▶ [WHAT TO PRODUCE]: As the answer, give every line of the records that includes the word "title".

++++ INFORMATION GIVEN ++++

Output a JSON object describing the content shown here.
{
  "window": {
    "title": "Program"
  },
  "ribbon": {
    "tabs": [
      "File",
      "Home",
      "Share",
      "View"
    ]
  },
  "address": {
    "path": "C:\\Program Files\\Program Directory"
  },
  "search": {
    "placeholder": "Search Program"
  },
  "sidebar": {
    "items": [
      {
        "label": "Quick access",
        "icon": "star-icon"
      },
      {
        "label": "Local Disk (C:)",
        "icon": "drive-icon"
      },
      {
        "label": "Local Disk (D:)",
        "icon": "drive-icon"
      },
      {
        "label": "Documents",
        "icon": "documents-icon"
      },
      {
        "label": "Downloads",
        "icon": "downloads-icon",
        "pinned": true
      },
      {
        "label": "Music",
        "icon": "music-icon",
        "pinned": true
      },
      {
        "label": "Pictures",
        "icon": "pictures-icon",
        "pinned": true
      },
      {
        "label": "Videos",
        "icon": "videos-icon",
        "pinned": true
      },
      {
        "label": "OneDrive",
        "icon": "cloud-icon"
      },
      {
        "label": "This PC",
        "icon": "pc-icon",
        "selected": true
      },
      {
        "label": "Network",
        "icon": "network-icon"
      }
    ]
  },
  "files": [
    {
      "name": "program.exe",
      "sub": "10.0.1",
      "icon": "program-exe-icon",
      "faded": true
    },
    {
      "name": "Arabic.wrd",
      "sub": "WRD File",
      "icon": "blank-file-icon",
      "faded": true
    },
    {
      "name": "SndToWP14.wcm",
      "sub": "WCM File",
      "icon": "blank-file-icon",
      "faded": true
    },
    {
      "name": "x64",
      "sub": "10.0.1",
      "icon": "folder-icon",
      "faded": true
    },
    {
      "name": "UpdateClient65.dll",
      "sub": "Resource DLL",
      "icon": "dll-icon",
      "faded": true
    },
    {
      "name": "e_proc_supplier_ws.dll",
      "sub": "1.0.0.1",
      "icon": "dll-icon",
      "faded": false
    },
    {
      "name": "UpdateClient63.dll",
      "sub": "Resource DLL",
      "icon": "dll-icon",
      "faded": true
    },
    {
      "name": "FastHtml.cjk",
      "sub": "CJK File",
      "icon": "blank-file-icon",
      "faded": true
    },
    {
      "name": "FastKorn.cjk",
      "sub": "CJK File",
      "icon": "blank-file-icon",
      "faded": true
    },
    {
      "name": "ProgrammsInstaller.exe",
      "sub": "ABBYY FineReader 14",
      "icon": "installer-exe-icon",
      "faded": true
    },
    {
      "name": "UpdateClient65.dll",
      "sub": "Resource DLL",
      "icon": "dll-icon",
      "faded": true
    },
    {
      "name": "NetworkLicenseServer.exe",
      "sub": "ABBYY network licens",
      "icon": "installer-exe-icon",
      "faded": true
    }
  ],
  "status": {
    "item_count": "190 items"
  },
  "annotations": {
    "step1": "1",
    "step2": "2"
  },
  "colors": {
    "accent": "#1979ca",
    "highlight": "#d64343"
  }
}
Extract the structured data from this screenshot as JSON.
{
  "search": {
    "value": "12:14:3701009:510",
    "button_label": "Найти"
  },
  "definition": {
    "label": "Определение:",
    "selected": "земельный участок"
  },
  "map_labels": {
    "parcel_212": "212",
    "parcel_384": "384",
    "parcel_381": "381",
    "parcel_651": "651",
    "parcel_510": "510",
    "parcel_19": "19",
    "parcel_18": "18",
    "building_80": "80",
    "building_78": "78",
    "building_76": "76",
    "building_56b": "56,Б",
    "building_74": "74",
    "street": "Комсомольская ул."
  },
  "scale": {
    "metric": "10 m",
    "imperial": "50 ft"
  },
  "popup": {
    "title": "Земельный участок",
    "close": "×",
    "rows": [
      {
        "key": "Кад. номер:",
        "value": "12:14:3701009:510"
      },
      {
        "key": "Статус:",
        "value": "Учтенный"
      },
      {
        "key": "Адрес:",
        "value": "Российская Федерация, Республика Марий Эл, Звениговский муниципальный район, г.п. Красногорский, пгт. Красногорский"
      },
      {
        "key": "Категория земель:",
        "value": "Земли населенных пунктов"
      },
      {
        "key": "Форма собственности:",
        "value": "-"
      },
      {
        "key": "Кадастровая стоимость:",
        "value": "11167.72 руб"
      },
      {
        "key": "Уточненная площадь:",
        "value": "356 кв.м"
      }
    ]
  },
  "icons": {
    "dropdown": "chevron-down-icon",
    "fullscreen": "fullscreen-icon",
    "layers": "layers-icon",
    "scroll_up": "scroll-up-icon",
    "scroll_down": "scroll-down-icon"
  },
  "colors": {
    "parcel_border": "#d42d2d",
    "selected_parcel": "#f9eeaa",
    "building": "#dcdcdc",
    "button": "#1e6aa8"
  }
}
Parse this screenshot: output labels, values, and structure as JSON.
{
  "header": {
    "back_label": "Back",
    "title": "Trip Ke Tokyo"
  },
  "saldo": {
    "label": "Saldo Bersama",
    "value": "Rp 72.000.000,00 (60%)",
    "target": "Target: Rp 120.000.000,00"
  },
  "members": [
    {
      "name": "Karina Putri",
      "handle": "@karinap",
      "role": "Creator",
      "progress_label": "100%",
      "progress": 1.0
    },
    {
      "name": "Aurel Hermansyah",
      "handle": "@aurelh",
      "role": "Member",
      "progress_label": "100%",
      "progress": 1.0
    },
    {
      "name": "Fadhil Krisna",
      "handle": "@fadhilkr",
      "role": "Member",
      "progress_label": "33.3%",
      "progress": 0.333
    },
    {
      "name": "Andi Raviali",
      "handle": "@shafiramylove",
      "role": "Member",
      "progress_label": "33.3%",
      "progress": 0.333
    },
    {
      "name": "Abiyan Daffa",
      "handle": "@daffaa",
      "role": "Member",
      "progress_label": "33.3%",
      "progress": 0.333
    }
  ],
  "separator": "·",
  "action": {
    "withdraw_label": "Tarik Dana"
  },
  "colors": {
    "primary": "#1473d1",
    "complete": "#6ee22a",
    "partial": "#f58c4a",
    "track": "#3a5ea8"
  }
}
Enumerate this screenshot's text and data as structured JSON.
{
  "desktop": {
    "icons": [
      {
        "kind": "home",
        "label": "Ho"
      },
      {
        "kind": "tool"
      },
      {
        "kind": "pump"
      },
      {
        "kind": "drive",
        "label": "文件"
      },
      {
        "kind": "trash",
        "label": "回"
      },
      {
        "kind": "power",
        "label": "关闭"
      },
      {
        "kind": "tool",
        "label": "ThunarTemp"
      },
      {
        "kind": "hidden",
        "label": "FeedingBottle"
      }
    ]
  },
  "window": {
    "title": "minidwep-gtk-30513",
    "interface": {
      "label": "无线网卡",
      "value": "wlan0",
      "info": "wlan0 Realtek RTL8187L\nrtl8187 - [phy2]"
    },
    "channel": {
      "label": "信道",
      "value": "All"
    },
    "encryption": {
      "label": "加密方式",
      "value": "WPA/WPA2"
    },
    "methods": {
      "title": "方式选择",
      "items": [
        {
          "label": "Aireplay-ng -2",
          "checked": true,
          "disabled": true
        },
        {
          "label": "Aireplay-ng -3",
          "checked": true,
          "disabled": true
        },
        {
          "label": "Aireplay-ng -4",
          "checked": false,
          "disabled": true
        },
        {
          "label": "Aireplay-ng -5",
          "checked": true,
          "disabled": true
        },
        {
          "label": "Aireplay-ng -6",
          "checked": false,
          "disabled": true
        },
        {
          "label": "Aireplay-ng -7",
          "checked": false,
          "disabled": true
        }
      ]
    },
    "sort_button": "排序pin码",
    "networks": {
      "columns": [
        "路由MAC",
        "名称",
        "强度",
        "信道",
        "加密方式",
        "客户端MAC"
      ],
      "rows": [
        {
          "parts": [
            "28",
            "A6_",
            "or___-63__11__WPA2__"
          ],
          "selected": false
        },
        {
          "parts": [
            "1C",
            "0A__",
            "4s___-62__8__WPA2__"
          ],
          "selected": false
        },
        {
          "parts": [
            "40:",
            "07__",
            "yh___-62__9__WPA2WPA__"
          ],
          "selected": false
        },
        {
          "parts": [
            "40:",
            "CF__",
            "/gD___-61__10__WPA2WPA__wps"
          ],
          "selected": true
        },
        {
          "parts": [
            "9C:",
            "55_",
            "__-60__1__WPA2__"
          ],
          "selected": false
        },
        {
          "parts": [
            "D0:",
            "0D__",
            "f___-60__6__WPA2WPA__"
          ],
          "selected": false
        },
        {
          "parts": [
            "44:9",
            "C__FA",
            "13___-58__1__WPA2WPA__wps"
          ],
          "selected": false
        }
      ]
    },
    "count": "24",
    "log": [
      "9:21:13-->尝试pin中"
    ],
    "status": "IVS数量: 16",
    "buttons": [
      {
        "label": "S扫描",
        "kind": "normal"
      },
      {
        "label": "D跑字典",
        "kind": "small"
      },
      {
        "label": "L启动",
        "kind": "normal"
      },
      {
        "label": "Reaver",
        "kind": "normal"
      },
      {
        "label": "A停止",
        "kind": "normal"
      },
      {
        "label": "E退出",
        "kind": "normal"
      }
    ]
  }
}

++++

▶ [EXERCISE RESPONSE]:
    "title": "Program"
    "title": "Земельный участок",
    "title": "Trip Ke Tokyo"
    "title": "minidwep-gtk-30513",
      "title": "方式选择",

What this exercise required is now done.